- ASSIGNMENT -
Make a tally of the lines in the records that include the string "chevron", and give only that number.

TASK DATA START

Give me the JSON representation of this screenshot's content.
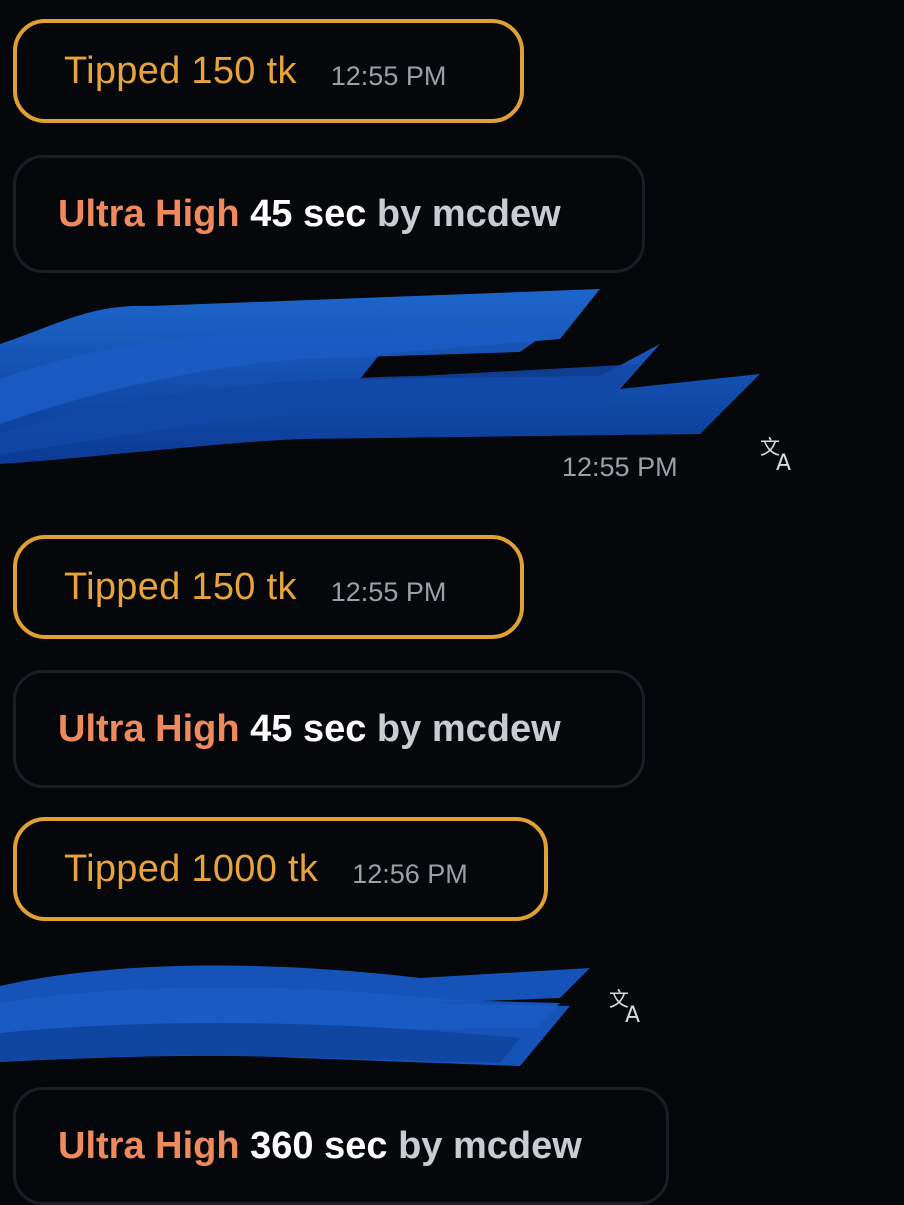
{
  "messages": [
    {
      "type": "tip",
      "text": "Tipped 150 tk",
      "time": "12:55 PM"
    },
    {
      "type": "setting",
      "level": "Ultra High",
      "duration": "45 sec",
      "by": "by mcdew"
    },
    {
      "type": "redacted",
      "time": "12:55 PM",
      "icon": "translate-icon"
    },
    {
      "type": "tip",
      "text": "Tipped 150 tk",
      "time": "12:55 PM"
    },
    {
      "type": "setting",
      "level": "Ultra High",
      "duration": "45 sec",
      "by": "by mcdew"
    },
    {
      "type": "tip",
      "text": "Tipped 1000 tk",
      "time": "12:56 PM"
    },
    {
      "type": "redacted",
      "icon": "translate-icon"
    },
    {
      "type": "setting",
      "level": "Ultra High",
      "duration": "360 sec",
      "by": "by mcdew"
    }
  ],
  "colors": {
    "background": "#05070b",
    "tip_border": "#e0a032",
    "tip_text": "#e8a43a",
    "level_text": "#f08a5d",
    "timestamp": "#9aa0a6",
    "redaction": "#1553b8"
  }
}
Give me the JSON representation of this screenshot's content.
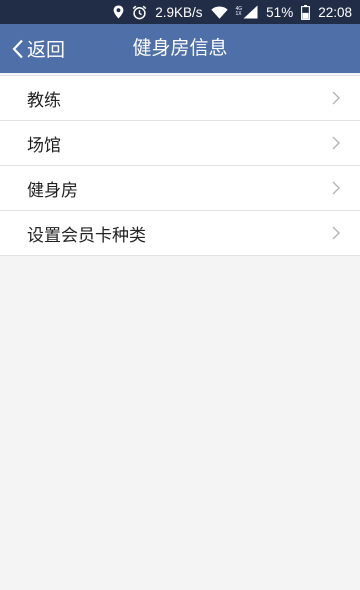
{
  "status_bar": {
    "speed": "2.9KB/s",
    "network_top": "4G",
    "network_bottom": "1X",
    "battery": "51%",
    "time": "22:08",
    "icons": [
      "location-icon",
      "alarm-icon",
      "wifi-icon",
      "signal-icon",
      "battery-icon"
    ],
    "battery_level": 0.51
  },
  "nav": {
    "back_label": "返回",
    "title": "健身房信息",
    "back_icon": "chevron-left-icon"
  },
  "menu": {
    "items": [
      {
        "label": "教练"
      },
      {
        "label": "场馆"
      },
      {
        "label": "健身房"
      },
      {
        "label": "设置会员卡种类"
      }
    ],
    "chevron_icon": "chevron-right-icon"
  },
  "colors": {
    "status_bar_bg": "#212d47",
    "nav_bg": "#4f6fa8",
    "page_bg": "#f4f4f4",
    "divider": "#e3e3e3",
    "chevron": "#b5b5b5"
  }
}
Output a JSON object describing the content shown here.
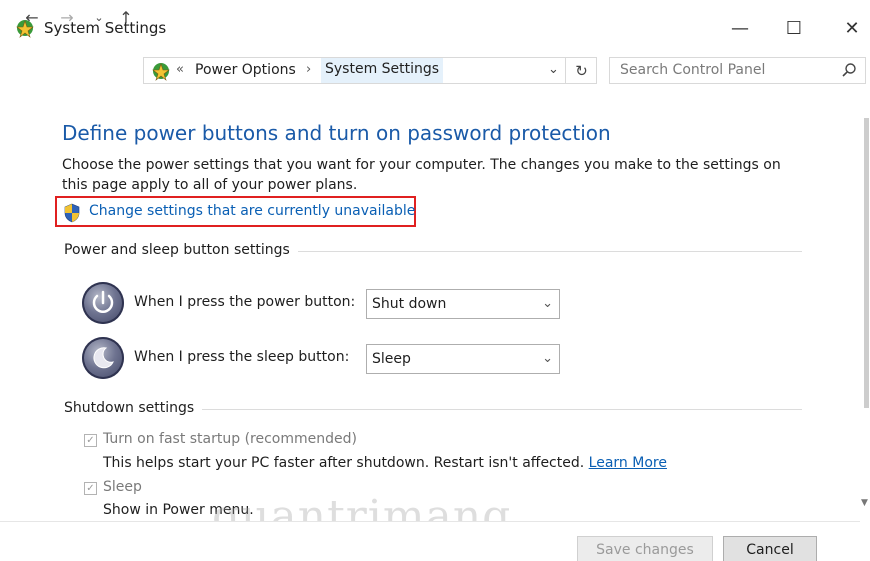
{
  "window": {
    "title": "System Settings",
    "controls": {
      "minimize": "—",
      "maximize": "☐",
      "close": "✕"
    }
  },
  "nav": {
    "back": "←",
    "forward": "→",
    "recent": "⌄",
    "up": "↑",
    "overflow": "«",
    "breadcrumb": [
      "Power Options",
      "System Settings"
    ],
    "separator": "›",
    "dropdown": "⌄",
    "refresh": "↻",
    "search_placeholder": "Search Control Panel"
  },
  "main": {
    "title": "Define power buttons and turn on password protection",
    "description": "Choose the power settings that you want for your computer. The changes you make to the settings on this page apply to all of your power plans.",
    "change_link": "Change settings that are currently unavailable",
    "power_sleep_group": {
      "title": "Power and sleep button settings",
      "power_button_label": "When I press the power button:",
      "power_button_value": "Shut down",
      "sleep_button_label": "When I press the sleep button:",
      "sleep_button_value": "Sleep"
    },
    "shutdown_group": {
      "title": "Shutdown settings",
      "fast_startup_label": "Turn on fast startup (recommended)",
      "fast_startup_checked": true,
      "fast_startup_desc": "This helps start your PC faster after shutdown. Restart isn't affected.",
      "learn_more": "Learn More",
      "sleep_label": "Sleep",
      "sleep_checked": true,
      "sleep_desc": "Show in Power menu."
    }
  },
  "footer": {
    "save": "Save changes",
    "cancel": "Cancel"
  },
  "watermark": "quantrimang",
  "colors": {
    "title_blue": "#1a5aa8",
    "link_blue": "#0a5fb4",
    "highlight_red": "#e02020"
  }
}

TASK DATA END

- RESPONSE TO THE EXERCISE -
3